While hiking up a small foothill, my young cousin and I saw a bush moving about 100 yards out.  It was really shaking and there was a large raven squawking in it too.  Thinking it was just squirrels arguing, we hiked on, against my better judgement.  Closer in, I looked up at the bush again.  This time I saw a different movement, slower, as well as a patch of orangish fur.  This was definitely not a squirrel.  Below the fur I saw her tail with a black tip.  Then she poked her face out to look at us.  We froze.  Literally, I couldn’t move or speak for about 15 seconds while my brain registered the situation.  Then we raced back down the mountain about 3x faster than we went up.  I’m surprised we didn’t cause a rock slide we were moving so fast.

What an awe-some adventure that was!  My heart was racing and knees shaking with adrenaline like I had never felt before.  That night I could hardly sleep as my mind pondered what could have been…
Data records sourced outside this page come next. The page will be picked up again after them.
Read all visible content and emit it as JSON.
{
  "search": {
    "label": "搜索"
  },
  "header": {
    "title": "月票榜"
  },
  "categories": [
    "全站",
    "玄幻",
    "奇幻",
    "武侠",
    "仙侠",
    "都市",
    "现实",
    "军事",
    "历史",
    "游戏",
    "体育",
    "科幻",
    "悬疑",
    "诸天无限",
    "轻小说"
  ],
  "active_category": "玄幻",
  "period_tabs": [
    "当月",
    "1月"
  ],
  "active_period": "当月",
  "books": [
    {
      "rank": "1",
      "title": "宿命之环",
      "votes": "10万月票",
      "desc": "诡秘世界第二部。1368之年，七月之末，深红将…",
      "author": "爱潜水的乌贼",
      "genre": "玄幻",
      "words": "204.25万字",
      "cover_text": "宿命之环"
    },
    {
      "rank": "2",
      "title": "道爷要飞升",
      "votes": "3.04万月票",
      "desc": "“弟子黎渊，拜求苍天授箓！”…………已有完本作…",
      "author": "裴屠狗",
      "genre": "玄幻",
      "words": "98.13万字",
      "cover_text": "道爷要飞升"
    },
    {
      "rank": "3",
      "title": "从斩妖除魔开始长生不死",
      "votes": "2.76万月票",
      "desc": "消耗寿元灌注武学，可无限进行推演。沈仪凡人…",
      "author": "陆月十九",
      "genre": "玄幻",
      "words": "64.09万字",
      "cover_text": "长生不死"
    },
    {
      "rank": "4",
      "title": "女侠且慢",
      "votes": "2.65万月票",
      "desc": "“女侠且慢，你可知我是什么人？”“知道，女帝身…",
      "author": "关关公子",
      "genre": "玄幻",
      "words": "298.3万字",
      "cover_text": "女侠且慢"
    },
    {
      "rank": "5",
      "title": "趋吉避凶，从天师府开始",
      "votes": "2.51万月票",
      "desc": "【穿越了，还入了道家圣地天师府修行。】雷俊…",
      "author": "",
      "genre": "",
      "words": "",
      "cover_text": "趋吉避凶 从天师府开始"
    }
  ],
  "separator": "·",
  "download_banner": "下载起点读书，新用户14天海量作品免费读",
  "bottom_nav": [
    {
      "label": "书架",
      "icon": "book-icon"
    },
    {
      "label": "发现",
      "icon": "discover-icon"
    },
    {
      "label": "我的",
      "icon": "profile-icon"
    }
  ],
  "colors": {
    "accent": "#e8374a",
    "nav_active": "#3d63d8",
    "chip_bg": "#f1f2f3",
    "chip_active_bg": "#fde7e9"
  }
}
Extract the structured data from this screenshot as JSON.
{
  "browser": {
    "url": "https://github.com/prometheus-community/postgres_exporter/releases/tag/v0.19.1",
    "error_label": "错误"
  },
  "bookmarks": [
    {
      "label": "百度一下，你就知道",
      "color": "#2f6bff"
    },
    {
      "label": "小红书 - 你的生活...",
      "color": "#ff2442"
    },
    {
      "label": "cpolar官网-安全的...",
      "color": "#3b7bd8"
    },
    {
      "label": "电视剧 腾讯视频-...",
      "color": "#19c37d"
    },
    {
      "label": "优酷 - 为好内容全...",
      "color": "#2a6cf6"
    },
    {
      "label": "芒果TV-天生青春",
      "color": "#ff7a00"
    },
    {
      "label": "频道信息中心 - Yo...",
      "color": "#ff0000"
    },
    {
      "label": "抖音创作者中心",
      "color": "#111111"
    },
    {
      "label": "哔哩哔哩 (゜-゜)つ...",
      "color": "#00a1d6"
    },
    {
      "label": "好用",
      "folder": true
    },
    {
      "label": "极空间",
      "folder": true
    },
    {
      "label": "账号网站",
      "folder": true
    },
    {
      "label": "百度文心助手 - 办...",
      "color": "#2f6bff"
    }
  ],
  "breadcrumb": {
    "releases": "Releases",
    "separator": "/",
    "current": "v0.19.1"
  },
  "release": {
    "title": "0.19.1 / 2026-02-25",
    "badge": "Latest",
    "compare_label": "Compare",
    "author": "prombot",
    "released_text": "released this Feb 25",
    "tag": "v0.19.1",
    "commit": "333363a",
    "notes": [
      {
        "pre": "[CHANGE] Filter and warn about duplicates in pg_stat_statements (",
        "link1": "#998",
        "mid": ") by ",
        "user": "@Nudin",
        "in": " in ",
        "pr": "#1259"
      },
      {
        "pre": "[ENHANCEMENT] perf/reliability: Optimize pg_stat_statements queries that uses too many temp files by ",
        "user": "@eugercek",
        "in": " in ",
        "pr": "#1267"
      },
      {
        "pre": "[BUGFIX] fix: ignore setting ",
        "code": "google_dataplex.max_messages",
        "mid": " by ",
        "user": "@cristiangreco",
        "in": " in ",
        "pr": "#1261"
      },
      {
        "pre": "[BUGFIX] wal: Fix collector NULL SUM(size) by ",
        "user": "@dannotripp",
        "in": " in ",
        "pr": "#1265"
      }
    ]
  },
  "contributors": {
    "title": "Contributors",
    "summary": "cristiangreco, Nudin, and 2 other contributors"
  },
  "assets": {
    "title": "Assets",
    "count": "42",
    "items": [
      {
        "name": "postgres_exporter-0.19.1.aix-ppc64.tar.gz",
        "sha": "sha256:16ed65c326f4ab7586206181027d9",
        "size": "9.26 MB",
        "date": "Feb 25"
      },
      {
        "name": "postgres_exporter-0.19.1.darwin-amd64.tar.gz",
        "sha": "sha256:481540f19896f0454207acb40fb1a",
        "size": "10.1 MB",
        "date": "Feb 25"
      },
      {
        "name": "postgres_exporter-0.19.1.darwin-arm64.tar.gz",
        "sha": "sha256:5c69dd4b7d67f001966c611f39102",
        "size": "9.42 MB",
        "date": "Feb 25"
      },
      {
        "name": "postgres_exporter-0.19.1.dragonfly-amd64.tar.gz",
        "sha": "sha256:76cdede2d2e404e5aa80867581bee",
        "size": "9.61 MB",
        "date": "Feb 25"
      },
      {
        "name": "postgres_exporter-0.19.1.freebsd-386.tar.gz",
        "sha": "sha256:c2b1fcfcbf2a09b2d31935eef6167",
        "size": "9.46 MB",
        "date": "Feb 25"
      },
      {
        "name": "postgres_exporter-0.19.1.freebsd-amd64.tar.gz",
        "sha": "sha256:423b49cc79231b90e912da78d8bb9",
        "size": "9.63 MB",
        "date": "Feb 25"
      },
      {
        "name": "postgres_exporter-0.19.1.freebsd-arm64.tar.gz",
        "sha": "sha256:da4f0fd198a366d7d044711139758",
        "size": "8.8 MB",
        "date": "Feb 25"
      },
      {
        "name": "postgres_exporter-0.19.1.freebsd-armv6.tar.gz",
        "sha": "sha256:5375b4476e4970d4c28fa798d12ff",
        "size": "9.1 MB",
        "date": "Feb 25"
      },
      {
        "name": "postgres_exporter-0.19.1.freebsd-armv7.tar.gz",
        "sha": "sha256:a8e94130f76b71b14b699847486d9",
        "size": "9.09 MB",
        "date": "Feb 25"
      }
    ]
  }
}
When we returned to civilization (and internet access) a few days later I looked up “mountain lion” on Google to get more information on the beautiful, majestic cats.  For those of you who don’t know, I LOVE cats.  To my dismay, most of the information on them is about hunting them.  At least half of the images regarding cougars shows them dead, being held up as a prize by some hunter.  Sure, they can be dangerous, but do we really need to – literally – hunt them down and wipe them out to extinction?  I could understand killing one if you were defending your life, but they are treated as a pest that needs to be eradicated off the face of this earth.

I thought, how appropriate.  If anyone wants to know what it’s like being in practice as an “alternative medicine” practitioner, look no further than to the life of the mountain lion!  Here’s how I figure our similarities:

  • In touch with nature:  our medicine uses natural elements, plants, and seasons to heal; the cougar’s life depends on the sanctity of its natural habitat.
  • “Hunted” by “the man”:  although it’s getting easier than in years past, acupuncture is condemned by many insurance companies and so-called “scientists” who I have no doubt are on payroll for big pharma.  It’s a virtual miracle if someone’s insurance pays for treatment in our office.  If we get people off of their drugs, we affect their bottom line and they do not like that; the mountain lion species is in danger of extinction due to man’s greed and want of total control of the land.
  • Misunderstood:  people have many misconceptions about natural medicine.  Some think it’s a one-shot deal; if it does nothing the first time, they give up on it.  Some thmountain lion tracks from my vacation in Idahoink it’s voo-doo medicine or that it’s against their religion.  The cougar is thought to be a man-eating predator, but really it’s natural diet consists of deer and small animals.  It only attacks man if provoked, or if it’s habitat is incringed upon (like what I did!).

Acupuncture now is the fastest growing field in medicine.  More and more when I tell people that I am an acupuncturist, they say “Oh, wow!  I’ve always wanted to try that!”  I think this is a sign of real progress.  Our nation is in desperate need of healing, and Oriental medicine (as well as other natural healing fields) can offer that.  My ultimate dream is to see holistic medicine as people’s first choice when they need a healthcare practitioner; as a respected field; and as a covered benefit on people’s insurance plans.  I think to heal our bodies is one step closer to healing the world as a whole.